[Dataset entries Boundary: Start]
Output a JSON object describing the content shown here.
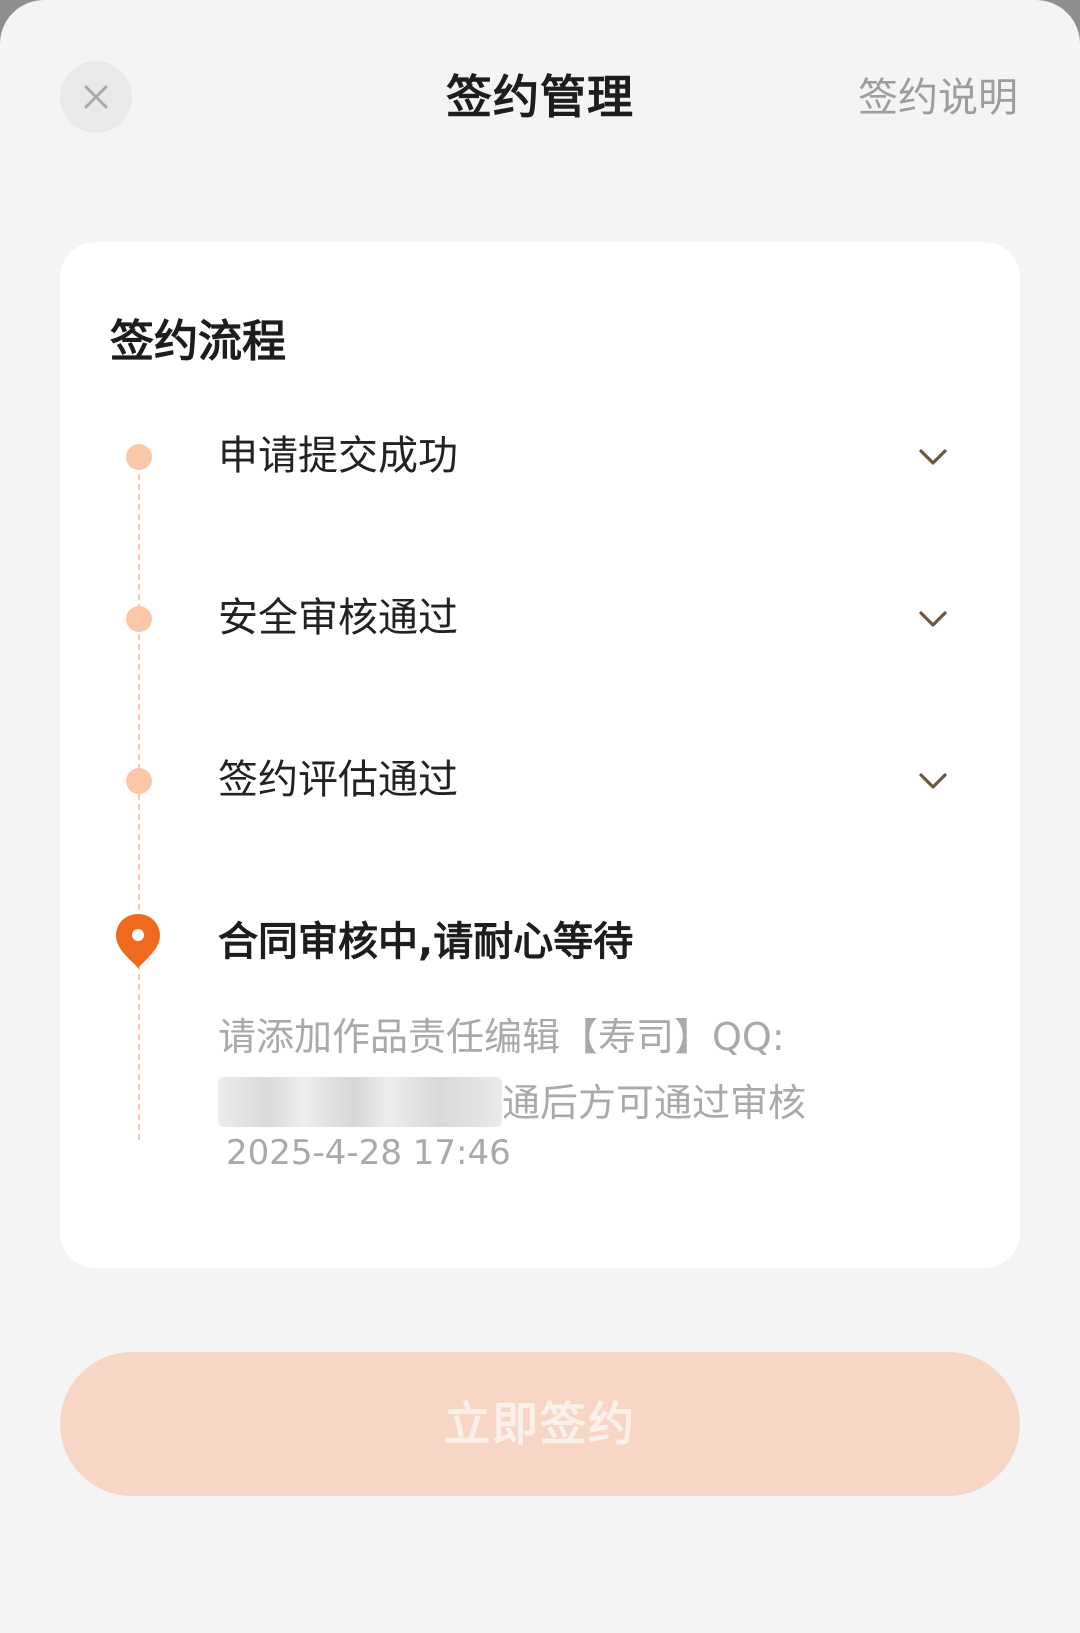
{
  "header": {
    "title": "签约管理",
    "help_link": "签约说明"
  },
  "card": {
    "title": "签约流程",
    "steps": [
      {
        "label": "申请提交成功",
        "status": "completed"
      },
      {
        "label": "安全审核通过",
        "status": "completed"
      },
      {
        "label": "签约评估通过",
        "status": "completed"
      }
    ],
    "current_step": {
      "label": "合同审核中,请耐心等待",
      "desc_line1": "请添加作品责任编辑【寿司】QQ:",
      "desc_line2_suffix": "通后方可通过审核",
      "time": "2025-4-28  17:46"
    }
  },
  "footer": {
    "sign_button": "立即签约"
  },
  "colors": {
    "accent": "#f06a1e",
    "dot": "#fac8a8",
    "button_disabled": "#f7d6c5"
  },
  "icons": {
    "close": "close-icon",
    "chevron": "chevron-down-icon",
    "pin": "location-pin-icon"
  }
}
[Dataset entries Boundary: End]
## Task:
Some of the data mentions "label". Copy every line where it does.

## Task solution:
        "label": "申请提交成功",
        "label": "安全审核通过",
        "label": "签约评估通过",
      "label": "合同审核中,请耐心等待",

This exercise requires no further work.